Mind Ignition’s Alex Lusht packed up the recording gear and set up shop in the church ran by Dawn Kinnard’s father. Dawn, Alex, producer Mason Neely, and many guest musicians came together to create a historic collection of music that has already garnered praise from publications around the country.
Dawn Kinnard, a native of rural State College, PA and burgeoning singer/songwriter, wrote “Wires in the Sky” about one lonesome, glorious day she spent speeding across Texas on her beloved Harley-Davidson motorcycle. “I decided to take a trip down to Austin to check out the music scene down there”, Dawn told me recently during a brief phone conversation. “So I put a tent on the back of my motorcycle and just sort of camped along the way. One day I was riding across Texas, and it was just so beautiful and peaceful — the ‘wires in the sky’ line just came to me.” The solitary highway motif is typical of Kinnard’s well-written, often poetic songs, which are permeated with themes of broken hearts and a search for the American Dream. “Wires in the Sky” is one of several excellent songs on Kinnard’s stunning debut CD, an 8-track disc she recently released independently.
Raised the daughter of a Baptist preacher, Kinnard was a regular in the church choir, but picked up a guitar at age 16 and soon after was worshipping at a slightly different alter. “I had a pretty big obsession with Elvis for a few years — that’s pretty much all I listened to for a while”, recalled Kinnard of her later teen years. Shortly thereafter, she began penning her own tunes that paid tribute to the American roots music of which she had become so fond. Combining her newfound songwriting skills with her gospel vocal training, Kinnard began to establish her talent singing for the alt.country band Dusk to Dawn in and around State College.
Feeling confident and believing in what she had to say, Kinnard sold her beloved bike to finance an independent album. When we spoke, she talked about how hard and sad it was to part with said Harley, (she even once compared it to having a dog die). “I was sad, but [making a record] was something I’ve been wanting to do for a long, long time, so I feel pretty good about it.”
Cash in pocket, Kinnard hired an engineer, rented the necessary equipment, and was lucky enough to secure her father’s church to record the album. “We had one month, but it was really laid back, with little time constraints, which was great,” she told me about the choice location. “The acoustics inside the church are really good, so that worked out well too.” And, although Kinnard herself calls the final product “real raw”, producer Mason Neely manages to put together arrangements that sound damn close to big budget. Must have been those acoustics.

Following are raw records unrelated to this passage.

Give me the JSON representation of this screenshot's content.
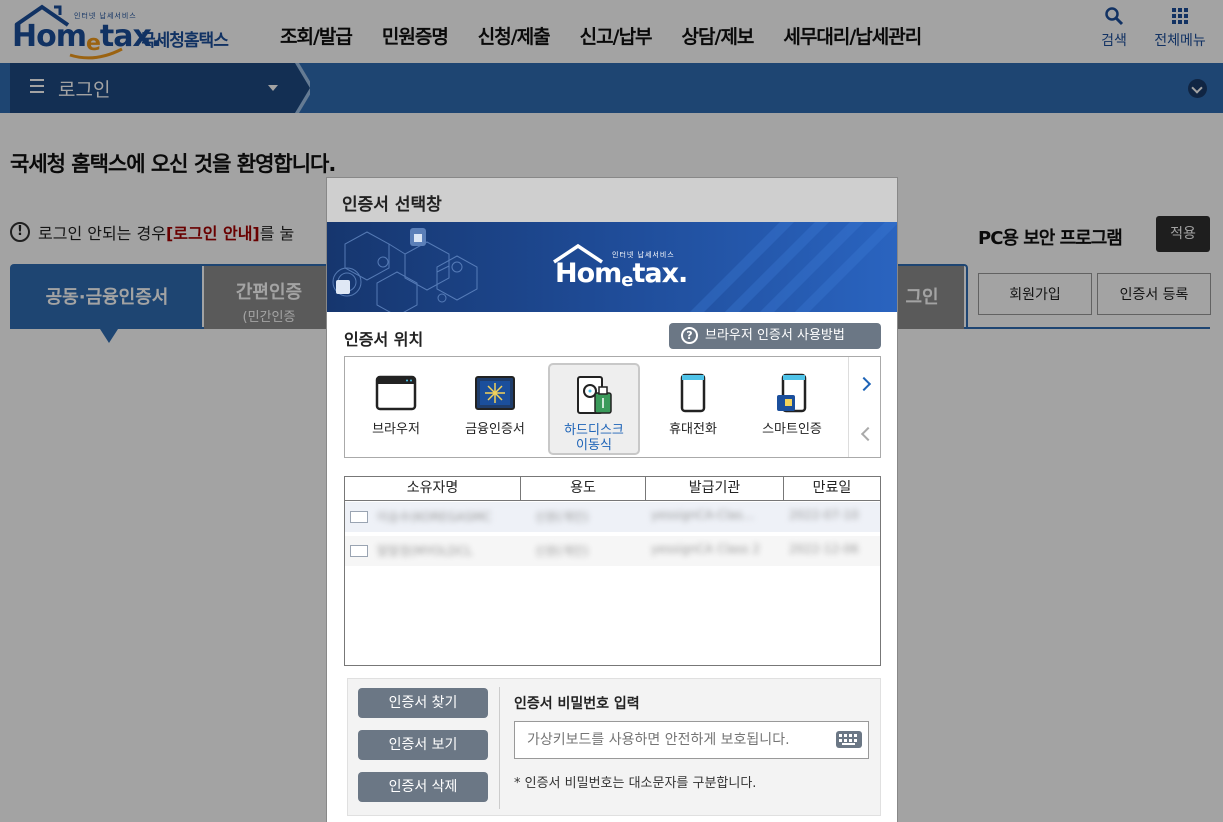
{
  "header": {
    "logo_word_main": "Hom",
    "logo_word_e": "e",
    "logo_word_end": "tax.",
    "logo_tagline": "인터넷 납세서비스",
    "logo_ko": "국세청홈택스",
    "gnb": [
      "조회/발급",
      "민원증명",
      "신청/제출",
      "신고/납부",
      "상담/제보",
      "세무대리/납세관리"
    ],
    "search_label": "검색",
    "menu_label": "전체메뉴",
    "icon_search": "search-icon",
    "icon_menu": "grid-menu-icon"
  },
  "navbar": {
    "title": "로그인"
  },
  "page": {
    "welcome": "국세청 홈택스에 오신 것을 환영합니다.",
    "notice_prefix": "로그인 안되는 경우 ",
    "notice_link": "[로그인 안내]",
    "notice_suffix": "를 눌",
    "pc_security": "PC용 보안 프로그램",
    "apply": "적용",
    "tab_cert": "공동·금융인증서",
    "tab_simple_1": "간편인증",
    "tab_simple_2": "(민간인증",
    "tab_other": "그인",
    "join": "회원가입",
    "cert_register": "인증서 등록"
  },
  "modal": {
    "title": "인증서 선택창",
    "banner_tagline": "인터넷 납세서비스",
    "location_label": "인증서 위치",
    "help_button": "브라우저 인증서 사용방법",
    "locations": [
      {
        "label": "브라우저",
        "icon": "browser-icon"
      },
      {
        "label": "금융인증서",
        "icon": "finance-cert-icon"
      },
      {
        "label": "하드디스크\n이동식",
        "icon": "harddisk-removable-icon",
        "selected": true
      },
      {
        "label": "휴대전화",
        "icon": "mobile-phone-icon"
      },
      {
        "label": "스마트인증",
        "icon": "smart-cert-icon"
      }
    ],
    "table_headers": [
      "소유자명",
      "용도",
      "발급기관",
      "만료일"
    ],
    "certificates": [
      {
        "owner": "이승수(KOREGASMC",
        "usage": "신원(개인)",
        "issuer": "yessignCA-Clas…",
        "expiry": "2022-07-10"
      },
      {
        "owner": "말말정(MYOLDCL",
        "usage": "신원(개인)",
        "issuer": "yessignCA Class 2",
        "expiry": "2022-12-06"
      }
    ],
    "btn_find": "인증서 찾기",
    "btn_view": "인증서 보기",
    "btn_delete": "인증서 삭제",
    "pw_label": "인증서 비밀번호 입력",
    "pw_placeholder": "가상키보드를 사용하면 안전하게 보호됩니다.",
    "pw_note": "* 인증서 비밀번호는 대소문자를 구분합니다.",
    "icon_keyboard": "virtual-keyboard-icon"
  },
  "colors": {
    "brand_blue": "#2f6db3",
    "logo_blue": "#1b4f9c",
    "logo_orange": "#f29b1b",
    "notice_red": "#a40000",
    "button_gray": "#6b7785"
  }
}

The eponymous 8-song disc (“We were only going to make a 5 song EP and we just got a little carried away, stayed up all night and ended up with 8 instead…”) features 7 strong originals and an ethereal, atmospheric cover of “Will the Circle be Unbroken”. The aforementioned “Wires in the Sky” is easily the disc’s strongest track — Kinnard’s desperation melds beautifully with the lonesome-highway lyrics and rolling instrumentation (accentuated by a perfectly placed banjo interlude from Tyne Repogle), but each song contributes to the overall quality of this disc. Mostly mellow, smoldering numbers, Kinnard’s beautiful voice takes center stage on most cuts, effortlessly channeling a gritty but vulnerable wail that’d make Lucinda proud. The bouncy, catchy “Like I Said” prevents any predictability or banality, complete with requisite hand claps. Try to not tap along – I dare you.